Water well drillers WB&AD Morgan have produced a tailormade solution to the problem of dealing with the waste that arises from drilling boreholes in an environmentally friendly, efficient way. Built to their own specification, their innovative MC80 Mud Trailer system provides the answer to a long-standing problem.
The ‘arisings’ are a combination of drilling mud and suspended debris resulting from drilling operations. Containing and recovering fluids traditionally necessitated the use either of excavated settlement lagoons, or a series of skips to hold and allow settlement of the arisings, prior to recycling fluid down the drill string.
Both of these methods create problems:
An excavated lagoon needs a large area of ground. And when work is completed, this must be reinstated. Open lagoons raise health and safety concerns: they should not be deeper than a metre, with battered sides for ease of access should someone fall in.
An impervious liner is usually needed to prevent excessive leakage, and at the end of the project material must be excavated to remove the liner, enabling ground to return to its original condition. Creating a lagoon impacts upon space, and is expensive.
Using of a series of skips creates its own problems too—containers of sloppy waste that are difficult to manage and expensive to dispose of.
While the waste disposal industry can readily handle solids or liquids, a mixture of the two presents difficulties.
Neither lagoons nor skips utilise any mechanical action and are inefficient, and will not return adequately cleansed quantities of drilling fluid for boring operations.
Mobile mud cleaning
Over the summer of 2005, in conjunction with Lloyd Engineering, Morgans designed and constructed a unique mud cleaner.
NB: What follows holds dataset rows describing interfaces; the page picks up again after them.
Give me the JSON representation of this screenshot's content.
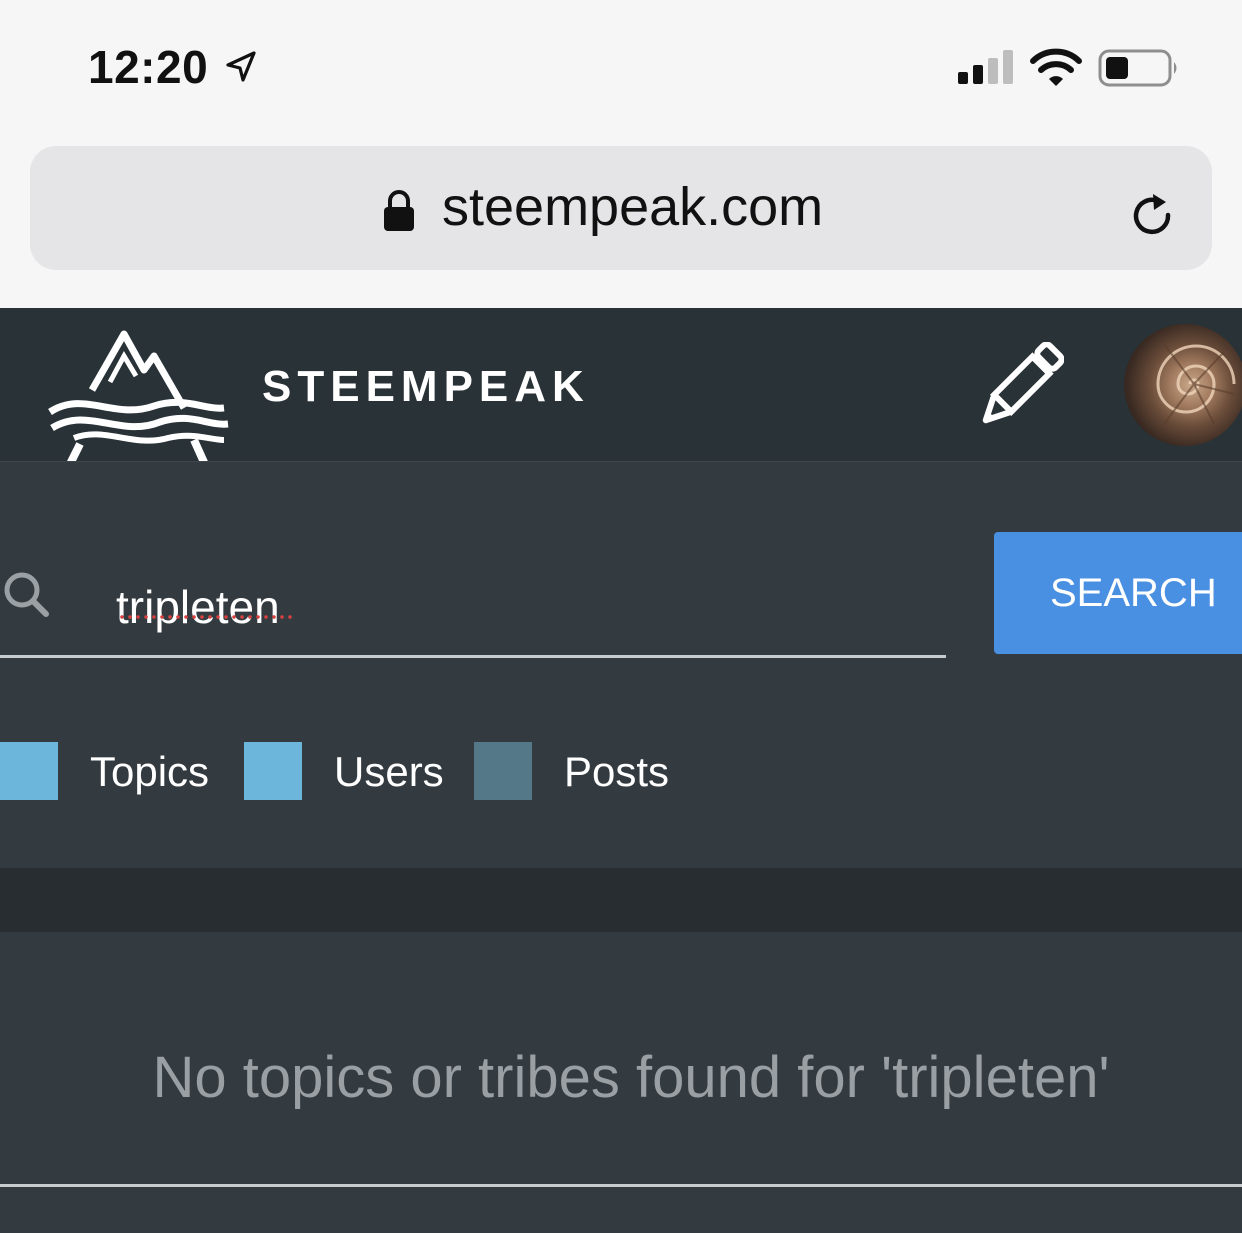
{
  "status_bar": {
    "time": "12:20",
    "icons": [
      "location-arrow-icon",
      "signal-icon",
      "wifi-icon",
      "battery-icon"
    ]
  },
  "browser": {
    "url": "steempeak.com",
    "icons": [
      "lock-icon",
      "reload-icon"
    ]
  },
  "header": {
    "brand": "STEEMPEAK",
    "icons": [
      "steempeak-logo-icon",
      "pencil-icon",
      "avatar"
    ]
  },
  "search": {
    "query": "tripleten",
    "button_label": "SEARCH"
  },
  "filters": [
    {
      "label": "Topics",
      "checked": true
    },
    {
      "label": "Users",
      "checked": true
    },
    {
      "label": "Posts",
      "checked": false
    }
  ],
  "results": {
    "empty_message": "No topics or tribes found for 'tripleten'"
  },
  "colors": {
    "header_bg": "#283237",
    "panel_bg": "#343b40",
    "accent": "#4a90e2",
    "checkbox_on": "#6bb6da",
    "checkbox_off": "#557888"
  }
}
This is a self-contained mobile unit which allows the drill cuttings to be separated from the drilling fluids. Cuttings are disposed of directly to a skip, and the fluids recycled.
Mounted on a 14-metre long trailer, the unit is based around a highly efficient PSD MC80, so the need to specially install mud cleaning equipment on each site is eliminated.
The MC80 is a high performance mud cleaner employing a double deck screening system, mounted on a hollow section steel frame with underflow tank and mud feed chute.
Mechanical particle recovery
Larger particles such as gravels and coarse sands are removed first using a Rigtech VSM 300 fifth-generation shaker. This is a high performance, linear motion and double motor shaker with inverter speed control. In the top deck pre-tensioned screens, usually 10 to 30 mesh and held in place by pneumatic bladders.
Fine particles are removed at the lower deck, which uses four pre-tension stainless steel fine 84 to 250 mesh screens with pneumatic clamping for ease of use.
Screens in both sections vibrate, with oscillation rates controlled by the operator via the inverter speed control.
Fluids are passed through a Sveldala 100 x 75 centrifugal hydrocyclone feed with a 22kw motor, and four 5-inch hydrocyclones which help recover more waste.
Fluid ready to return to the drilling rig is transferred from the MC80 to the holding tank via a high volume (100m3/hr) 6m head CD100M 5.5kw horizontal end suction pump. This is powered by a super-silenced JS88k 88kw generator mounted at the front of the trailer, which also powers shaker motors and pumps.
Finally, fluids are pumped to a 20 cubic metre holding-and-settlement tank fitted with three internal weirs/baffles which progressively reduce the velocity of flow, allowing remaining fine residual material to settle.
Cleaned fluids are returned to the drill rig via a diesel-driven CL100 horizontal end-suction pump. This is powered by a direct-coupled diesel Perkins 84kw 1104C-44TA engine. This has distinct advantages—an electrically driven unit would have required a much larger and heavier larger generator with a loss of fuel efficiency.
The main tank itself is easily cleaned, and incorporates removable side panels. A high pressure jetting system is coupled to a 1500 psi Triplex Bean pump. This pump can also be used for cleaning purposes, mixing polymer or bentonite muds, and grouting or deep hole drilling if required.
Safety issues paramount
The health and safety of operatives has been a major consideration throughout the design. For example rather than using open ladders, stairs with handrails are incorporated wherever possible.
The top working area has collapsible hand rails that fold away for transportation. Generated power on board also provides lighting to illuminate the entire working area, rather than just the trailer.
Technology benefits customers
Says WB&AD Morgan’s Brian Morgan: ‘The technology is working extremely well, and there is a considerable benefit to our customers: we can set up rapidly, and leave a site clean. Disposal costs for drilling waste and fluids are minimised, these are now separated into a fluid with a very low level of suspended solids, and a dry waste.’